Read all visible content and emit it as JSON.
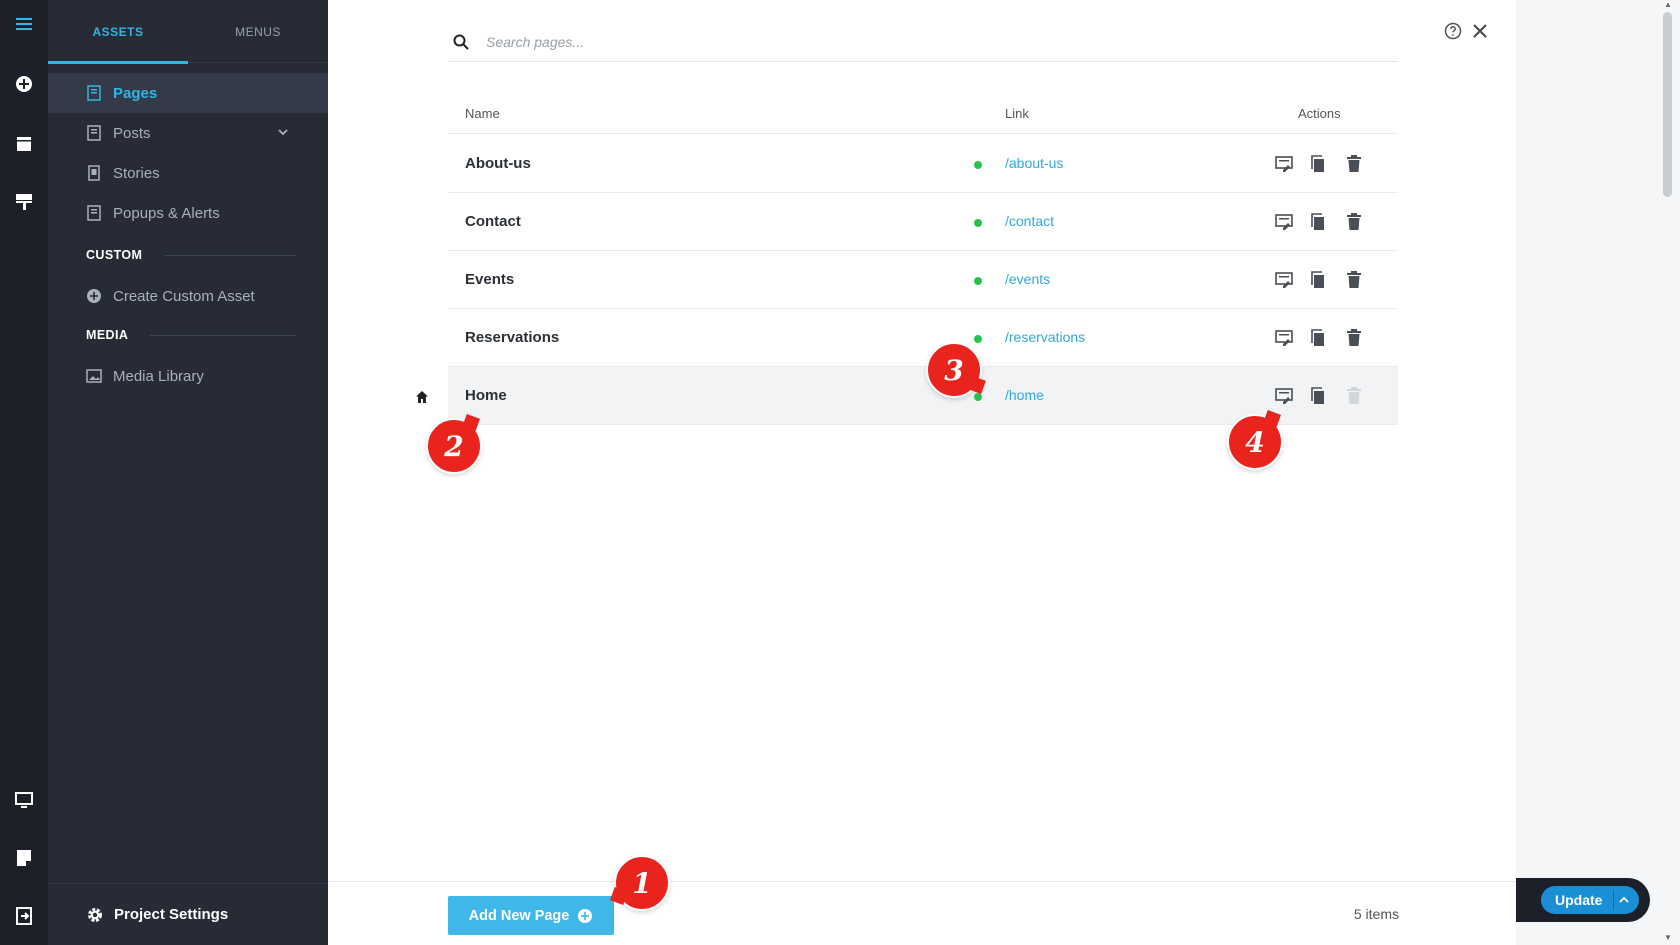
{
  "sidebar_rail": {
    "icons": [
      "menu-icon",
      "add-circle-icon",
      "page-icon",
      "paint-roller-icon",
      "desktop-icon",
      "note-icon",
      "exit-icon"
    ]
  },
  "assets_panel": {
    "tabs": [
      {
        "label": "ASSETS",
        "active": true
      },
      {
        "label": "MENUS",
        "active": false
      }
    ],
    "items": [
      {
        "label": "Pages",
        "active": true
      },
      {
        "label": "Posts",
        "expandable": true
      },
      {
        "label": "Stories"
      },
      {
        "label": "Popups & Alerts"
      }
    ],
    "custom_section": "CUSTOM",
    "custom_items": [
      {
        "label": "Create Custom Asset"
      }
    ],
    "media_section": "MEDIA",
    "media_items": [
      {
        "label": "Media Library"
      }
    ],
    "project_settings": "Project Settings"
  },
  "main": {
    "search": {
      "placeholder": "Search pages...",
      "value": ""
    },
    "columns": {
      "name": "Name",
      "link": "Link",
      "actions": "Actions"
    },
    "rows": [
      {
        "name": "About-us",
        "link": "/about-us",
        "status": "published",
        "delete_enabled": true
      },
      {
        "name": "Contact",
        "link": "/contact",
        "status": "published",
        "delete_enabled": true
      },
      {
        "name": "Events",
        "link": "/events",
        "status": "published",
        "delete_enabled": true
      },
      {
        "name": "Reservations",
        "link": "/reservations",
        "status": "published",
        "delete_enabled": true
      },
      {
        "name": "Home",
        "link": "/home",
        "status": "published",
        "home": true,
        "delete_enabled": false
      }
    ],
    "add_button": "Add New Page",
    "item_count": "5 items"
  },
  "update_button": "Update",
  "callouts": [
    "1",
    "2",
    "3",
    "4"
  ],
  "colors": {
    "accent": "#31b5e6",
    "link": "#31a8dc",
    "status_dot": "#27c24c",
    "callout": "#e8241d",
    "panel_bg": "#262b36",
    "rail_bg": "#1c2028"
  }
}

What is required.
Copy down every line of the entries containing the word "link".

Written reply.
      "link": "Link",
        "link": "/about-us",
        "link": "/contact",
        "link": "/events",
        "link": "/reservations",
        "link": "/home",
    "link": "#31a8dc",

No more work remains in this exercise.